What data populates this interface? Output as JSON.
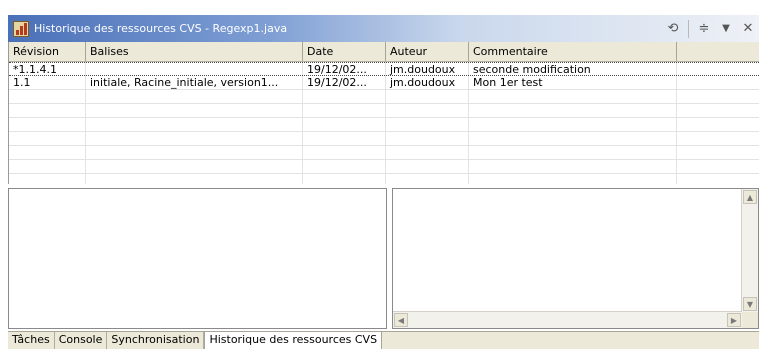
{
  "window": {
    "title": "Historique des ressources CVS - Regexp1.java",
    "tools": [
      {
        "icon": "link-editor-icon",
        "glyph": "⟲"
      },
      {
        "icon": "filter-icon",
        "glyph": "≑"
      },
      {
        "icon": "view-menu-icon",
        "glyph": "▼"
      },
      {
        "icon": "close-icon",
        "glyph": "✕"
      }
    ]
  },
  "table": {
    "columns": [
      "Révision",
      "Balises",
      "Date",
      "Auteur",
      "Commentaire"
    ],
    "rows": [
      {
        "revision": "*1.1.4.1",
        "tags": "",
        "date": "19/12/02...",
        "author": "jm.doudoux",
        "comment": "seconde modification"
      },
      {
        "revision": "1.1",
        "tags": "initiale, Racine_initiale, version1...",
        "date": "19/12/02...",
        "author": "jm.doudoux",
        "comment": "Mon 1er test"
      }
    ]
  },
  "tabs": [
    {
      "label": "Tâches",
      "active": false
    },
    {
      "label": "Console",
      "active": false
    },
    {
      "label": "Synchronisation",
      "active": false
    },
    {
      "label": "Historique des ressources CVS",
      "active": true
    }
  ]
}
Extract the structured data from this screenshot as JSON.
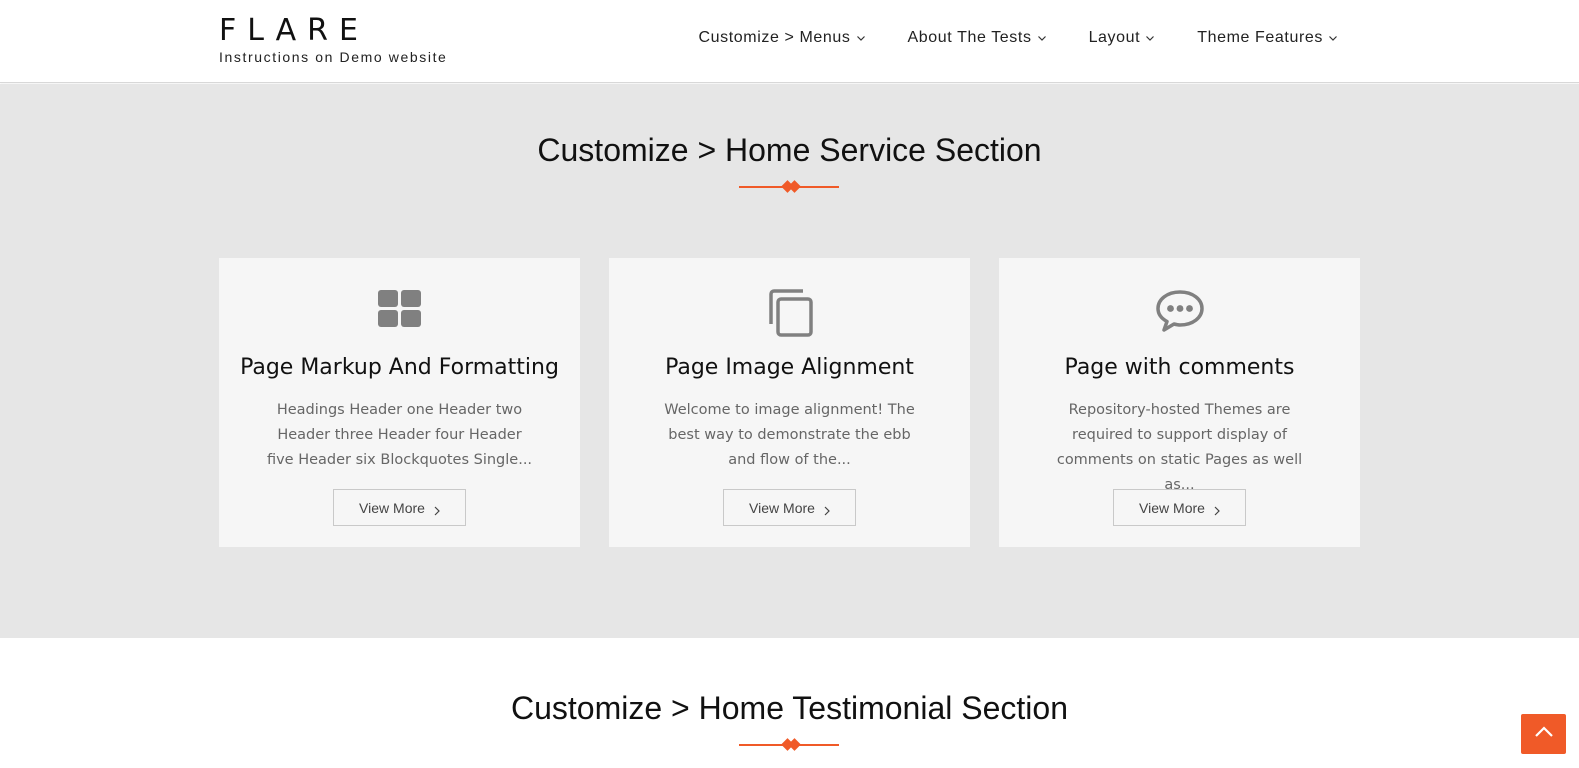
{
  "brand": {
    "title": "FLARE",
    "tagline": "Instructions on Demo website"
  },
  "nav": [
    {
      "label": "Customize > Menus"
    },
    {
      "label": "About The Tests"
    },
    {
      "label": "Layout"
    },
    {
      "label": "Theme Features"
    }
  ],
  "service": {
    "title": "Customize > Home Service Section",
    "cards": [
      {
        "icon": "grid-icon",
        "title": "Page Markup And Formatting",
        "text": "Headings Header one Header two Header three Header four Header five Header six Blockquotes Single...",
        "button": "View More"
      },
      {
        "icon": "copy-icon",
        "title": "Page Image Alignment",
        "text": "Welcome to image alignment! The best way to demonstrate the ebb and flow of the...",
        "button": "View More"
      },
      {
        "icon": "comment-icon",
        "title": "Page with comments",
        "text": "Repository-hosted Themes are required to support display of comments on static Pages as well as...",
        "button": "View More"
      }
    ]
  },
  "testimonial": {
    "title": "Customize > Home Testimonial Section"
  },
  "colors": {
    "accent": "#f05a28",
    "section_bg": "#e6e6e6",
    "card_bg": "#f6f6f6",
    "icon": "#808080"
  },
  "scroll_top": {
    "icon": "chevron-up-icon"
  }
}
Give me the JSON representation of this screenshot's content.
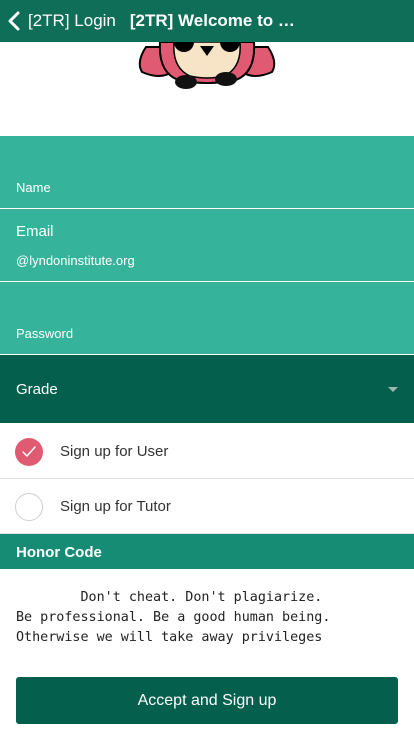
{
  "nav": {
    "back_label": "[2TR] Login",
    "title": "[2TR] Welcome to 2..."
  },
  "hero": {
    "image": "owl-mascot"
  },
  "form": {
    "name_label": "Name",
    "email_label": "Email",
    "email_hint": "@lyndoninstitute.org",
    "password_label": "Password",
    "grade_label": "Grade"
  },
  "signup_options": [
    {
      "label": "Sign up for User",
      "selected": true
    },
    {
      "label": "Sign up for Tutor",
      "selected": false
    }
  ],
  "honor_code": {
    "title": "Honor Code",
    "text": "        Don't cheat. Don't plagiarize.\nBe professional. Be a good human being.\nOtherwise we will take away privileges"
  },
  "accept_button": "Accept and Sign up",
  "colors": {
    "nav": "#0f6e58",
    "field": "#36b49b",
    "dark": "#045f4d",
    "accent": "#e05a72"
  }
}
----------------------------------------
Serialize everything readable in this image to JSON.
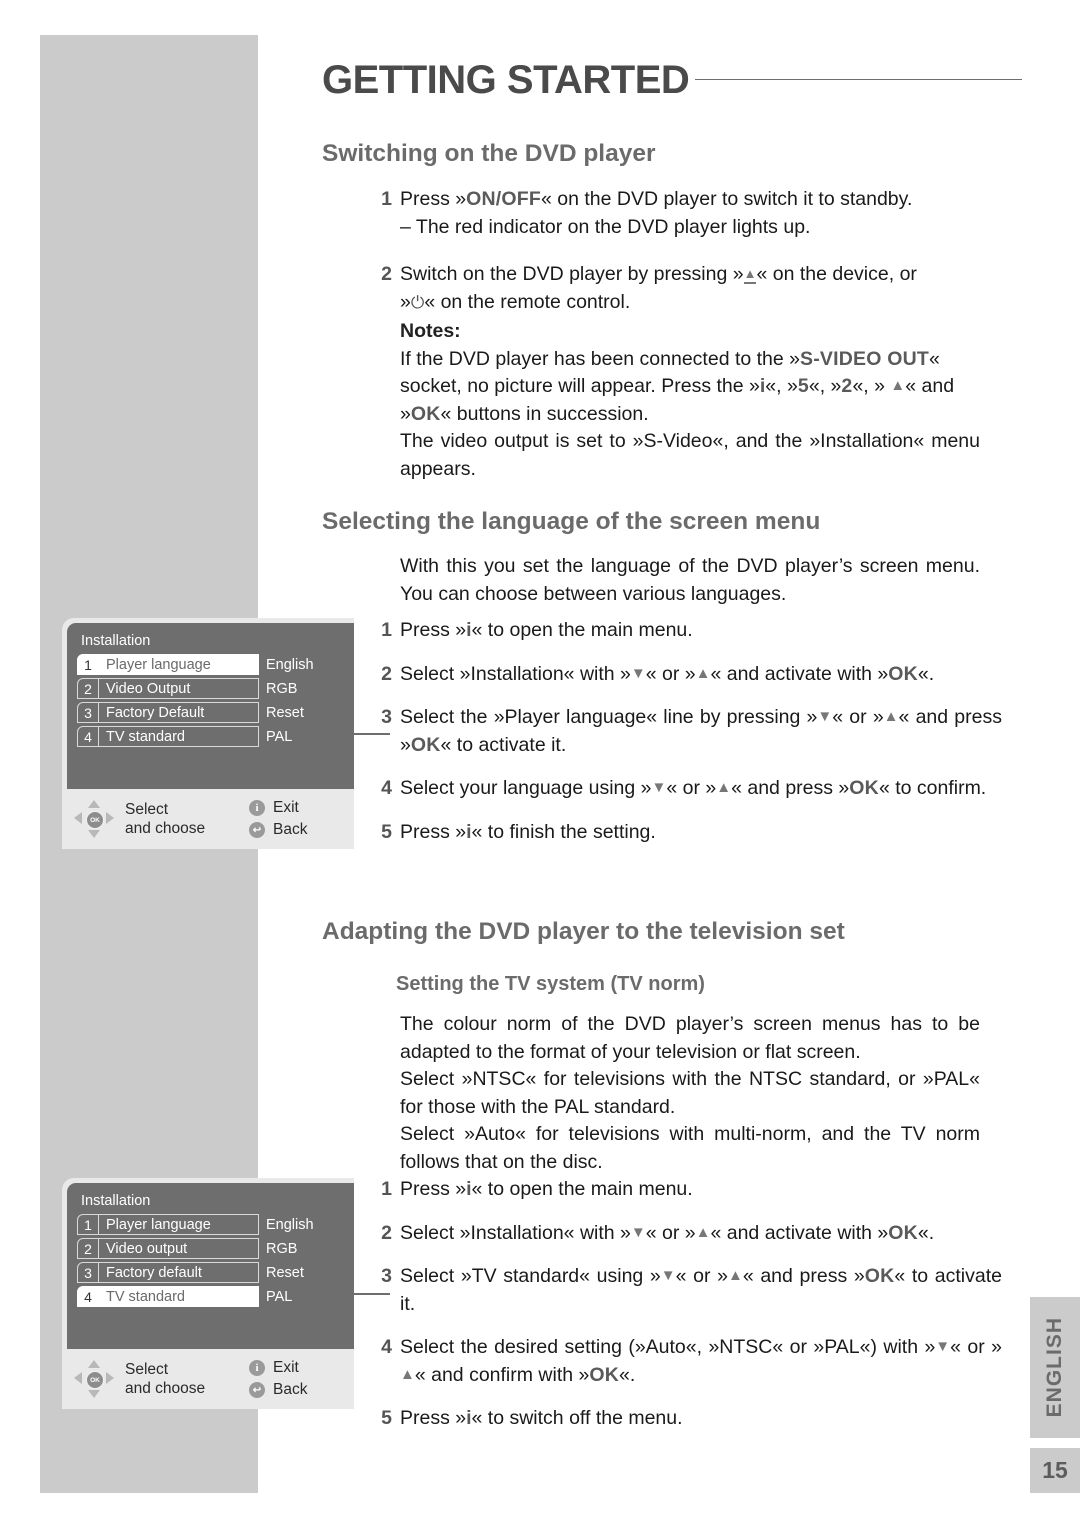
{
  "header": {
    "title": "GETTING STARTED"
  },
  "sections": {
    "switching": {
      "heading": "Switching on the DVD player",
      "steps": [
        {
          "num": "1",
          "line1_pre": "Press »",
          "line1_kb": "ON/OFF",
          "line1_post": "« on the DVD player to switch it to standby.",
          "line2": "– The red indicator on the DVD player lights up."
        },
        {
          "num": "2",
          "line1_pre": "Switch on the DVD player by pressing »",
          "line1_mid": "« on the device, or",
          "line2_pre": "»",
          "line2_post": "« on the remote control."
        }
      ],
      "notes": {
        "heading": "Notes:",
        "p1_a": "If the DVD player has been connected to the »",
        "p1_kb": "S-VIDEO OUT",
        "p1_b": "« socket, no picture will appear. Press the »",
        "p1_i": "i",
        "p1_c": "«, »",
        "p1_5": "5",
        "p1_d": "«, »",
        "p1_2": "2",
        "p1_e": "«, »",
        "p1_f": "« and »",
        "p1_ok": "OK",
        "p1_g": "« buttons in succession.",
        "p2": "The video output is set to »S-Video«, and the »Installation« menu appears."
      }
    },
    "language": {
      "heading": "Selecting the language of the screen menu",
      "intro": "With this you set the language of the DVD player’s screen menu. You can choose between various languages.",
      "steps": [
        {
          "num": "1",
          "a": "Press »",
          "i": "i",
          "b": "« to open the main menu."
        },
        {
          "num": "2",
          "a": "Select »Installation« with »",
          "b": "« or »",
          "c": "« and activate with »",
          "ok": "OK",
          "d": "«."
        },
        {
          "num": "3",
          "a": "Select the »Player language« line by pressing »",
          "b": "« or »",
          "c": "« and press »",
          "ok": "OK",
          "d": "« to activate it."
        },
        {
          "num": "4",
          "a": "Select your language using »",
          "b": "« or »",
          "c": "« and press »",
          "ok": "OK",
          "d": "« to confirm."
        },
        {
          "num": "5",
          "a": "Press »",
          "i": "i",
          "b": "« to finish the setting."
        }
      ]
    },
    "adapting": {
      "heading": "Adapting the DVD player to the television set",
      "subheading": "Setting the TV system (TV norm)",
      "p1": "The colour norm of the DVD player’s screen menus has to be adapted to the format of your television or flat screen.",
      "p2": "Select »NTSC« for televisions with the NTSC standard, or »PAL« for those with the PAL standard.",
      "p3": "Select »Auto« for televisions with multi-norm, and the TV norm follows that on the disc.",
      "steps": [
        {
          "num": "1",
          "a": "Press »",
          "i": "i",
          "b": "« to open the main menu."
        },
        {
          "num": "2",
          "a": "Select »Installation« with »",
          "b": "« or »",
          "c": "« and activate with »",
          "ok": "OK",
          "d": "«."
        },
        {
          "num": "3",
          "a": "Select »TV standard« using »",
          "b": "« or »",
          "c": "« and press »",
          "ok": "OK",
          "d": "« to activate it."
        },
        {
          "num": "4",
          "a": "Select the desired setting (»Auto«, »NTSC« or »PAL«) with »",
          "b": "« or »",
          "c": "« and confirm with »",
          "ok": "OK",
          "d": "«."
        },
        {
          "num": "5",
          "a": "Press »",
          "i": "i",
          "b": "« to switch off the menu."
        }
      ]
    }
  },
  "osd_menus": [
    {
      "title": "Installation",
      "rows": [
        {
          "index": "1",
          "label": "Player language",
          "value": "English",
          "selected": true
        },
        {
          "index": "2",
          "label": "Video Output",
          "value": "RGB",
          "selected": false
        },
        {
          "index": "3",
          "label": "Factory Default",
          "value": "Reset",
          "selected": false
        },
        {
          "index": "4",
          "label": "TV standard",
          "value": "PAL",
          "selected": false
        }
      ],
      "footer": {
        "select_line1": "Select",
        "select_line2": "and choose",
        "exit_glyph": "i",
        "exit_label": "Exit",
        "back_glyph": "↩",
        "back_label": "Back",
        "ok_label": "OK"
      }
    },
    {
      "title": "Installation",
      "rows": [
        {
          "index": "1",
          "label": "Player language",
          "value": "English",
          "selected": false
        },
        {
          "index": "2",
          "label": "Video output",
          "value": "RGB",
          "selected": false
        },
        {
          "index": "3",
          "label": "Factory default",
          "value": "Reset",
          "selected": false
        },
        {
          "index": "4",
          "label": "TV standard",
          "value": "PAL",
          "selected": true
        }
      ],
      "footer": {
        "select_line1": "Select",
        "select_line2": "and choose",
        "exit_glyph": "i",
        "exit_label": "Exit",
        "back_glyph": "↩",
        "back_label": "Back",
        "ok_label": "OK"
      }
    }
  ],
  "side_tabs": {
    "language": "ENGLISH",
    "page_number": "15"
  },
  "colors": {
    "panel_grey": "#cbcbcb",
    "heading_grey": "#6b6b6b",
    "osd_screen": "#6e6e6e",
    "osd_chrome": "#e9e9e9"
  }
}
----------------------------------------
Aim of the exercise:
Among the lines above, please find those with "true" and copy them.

Response area:
      "active": true
      "selected": true
          "selected": true
          "selected": true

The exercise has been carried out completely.